The Browns selected Baylor offensive tackle Spencer Drango in the fifth round (No. 168 overall) of the NFL Draft on Saturday.



Here are notes on the 6-foot-5 5/8, 315-pound Drango from NFLDraftScout.com analyst Dane Brugler's draft guide:



BACKGROUND: A four-star offensive tackle recruit out of high school, Drango grew up a Texas Longhorns fan and received a scholarship to Austin a few weeks before signing day, but he stayed true to his prior commitment to Baylor. After redshirting in 2011, he earned the starting left tackle job as a redshirt freshman in 2012 and started all 13 games. He started the first nine games at left tackle as a sophomore, missing the final for games due to injury and earning First Team All-Big 12 honors. Drango returned in 2014 as a junior and started all 13 games, earning First Team All-Big 12 and consensus All-America honors. He again started all 13 games as a senior in 2015 and earned First Team All-Big 12 and consensus All-America honors. Drango accepted his invitation to the 2016 Senior Bowl.




STRENGTHS: Wide base with smooth shuffle in his initial kickslide…stays light in his pass-sets to operate in space…positions himself well to dig his cleats in the turf and halt rushers with minimal resistance…nice job with body angles, absorbing contact well…extends well with timing to stay balanced and on his feet…smart with keen awareness and rarely caught off guard – quick thinker and minimizes the mental mistakes…not a complacent blocker and effort never quits…mature leader and considered a first-class teammate…graduated with a degree in finance (Dec. 2014), earning multiple Academic All-Big 12 honors…extensive collegiate résumé as a four-year starter at left tackle, becoming the first player in Baylor history to repeat as a consensus All-American.

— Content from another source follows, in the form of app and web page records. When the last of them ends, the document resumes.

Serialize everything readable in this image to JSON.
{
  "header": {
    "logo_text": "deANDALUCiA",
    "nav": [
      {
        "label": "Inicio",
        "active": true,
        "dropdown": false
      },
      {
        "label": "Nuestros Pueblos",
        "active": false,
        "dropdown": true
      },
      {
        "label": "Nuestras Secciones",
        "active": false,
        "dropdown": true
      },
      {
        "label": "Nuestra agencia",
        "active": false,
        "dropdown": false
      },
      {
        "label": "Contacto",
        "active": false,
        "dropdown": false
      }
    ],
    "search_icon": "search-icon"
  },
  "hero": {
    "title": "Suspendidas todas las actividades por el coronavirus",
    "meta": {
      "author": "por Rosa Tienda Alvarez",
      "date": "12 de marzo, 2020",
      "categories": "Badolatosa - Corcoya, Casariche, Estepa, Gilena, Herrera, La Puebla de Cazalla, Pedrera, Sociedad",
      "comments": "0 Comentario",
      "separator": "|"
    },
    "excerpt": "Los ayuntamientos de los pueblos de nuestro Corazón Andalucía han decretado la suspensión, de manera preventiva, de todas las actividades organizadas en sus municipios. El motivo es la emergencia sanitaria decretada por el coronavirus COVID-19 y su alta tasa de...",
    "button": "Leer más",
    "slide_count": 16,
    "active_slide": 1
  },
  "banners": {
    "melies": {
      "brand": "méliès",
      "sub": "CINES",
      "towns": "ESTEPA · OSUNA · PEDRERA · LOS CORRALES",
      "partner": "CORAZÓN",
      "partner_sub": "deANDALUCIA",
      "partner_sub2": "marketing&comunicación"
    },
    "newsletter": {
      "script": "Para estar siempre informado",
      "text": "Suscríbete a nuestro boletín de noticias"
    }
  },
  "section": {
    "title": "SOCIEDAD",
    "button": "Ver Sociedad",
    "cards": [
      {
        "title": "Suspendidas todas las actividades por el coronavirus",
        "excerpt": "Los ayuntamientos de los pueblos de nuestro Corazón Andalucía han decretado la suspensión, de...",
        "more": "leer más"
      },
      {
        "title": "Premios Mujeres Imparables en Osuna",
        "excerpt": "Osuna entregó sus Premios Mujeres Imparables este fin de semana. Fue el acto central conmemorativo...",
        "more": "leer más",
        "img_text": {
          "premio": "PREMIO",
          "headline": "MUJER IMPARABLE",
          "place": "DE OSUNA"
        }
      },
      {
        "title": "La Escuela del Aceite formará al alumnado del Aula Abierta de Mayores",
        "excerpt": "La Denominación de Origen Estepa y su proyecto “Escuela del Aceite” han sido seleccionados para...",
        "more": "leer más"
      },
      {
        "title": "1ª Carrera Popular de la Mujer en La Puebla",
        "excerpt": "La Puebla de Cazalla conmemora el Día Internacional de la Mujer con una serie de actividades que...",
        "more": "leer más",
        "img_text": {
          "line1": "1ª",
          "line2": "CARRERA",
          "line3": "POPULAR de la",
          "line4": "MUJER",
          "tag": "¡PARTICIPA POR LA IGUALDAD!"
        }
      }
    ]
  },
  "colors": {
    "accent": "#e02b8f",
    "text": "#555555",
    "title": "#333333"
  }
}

WEAKNESSES: Round midsection and lean lower body, lacking muscle definition…stiff lower body and needs to win off the snap, lacking the recovery quickness to make up for false steps…lack of ideal arm length shows up on film, allowing rushers into his body…hand placement is wide and wild – overeager puncher, leading to mistakes…not a technician and pro coaches will need to break him of bad with his upright stance…grabby hands and will attract holding calls…not a people mover in the run game, relying on angles more than power…needs to add more glass to his diet…faces a sizeable transition from Baylor’s spread offense to a pro-style scheme…durability concerns after rupturing a disc in his back (Nov. 2013), which required surgery and ended his sophomore season.

 

SUMMARY: A four-year starter, Drango has been a fixture at left tackle for the most successful four-year run in school history, leaving Baylor with 48 career starts and two Big 12 Offensive Lineman of the Year awards – lined up predominantly in a two point stance. He was a steady edge blocker with few holes in the Bears’ spread scheme, but will face a tough transition in a pro-style formation. Drango is a pedestrian athlete with limited power and technical flaws which limits his ceiling in the NFL, but his best attributes are his intelligence and professional make-up, which should keep him in the league as a back-up guard, who might be able to fill in as a spot starter.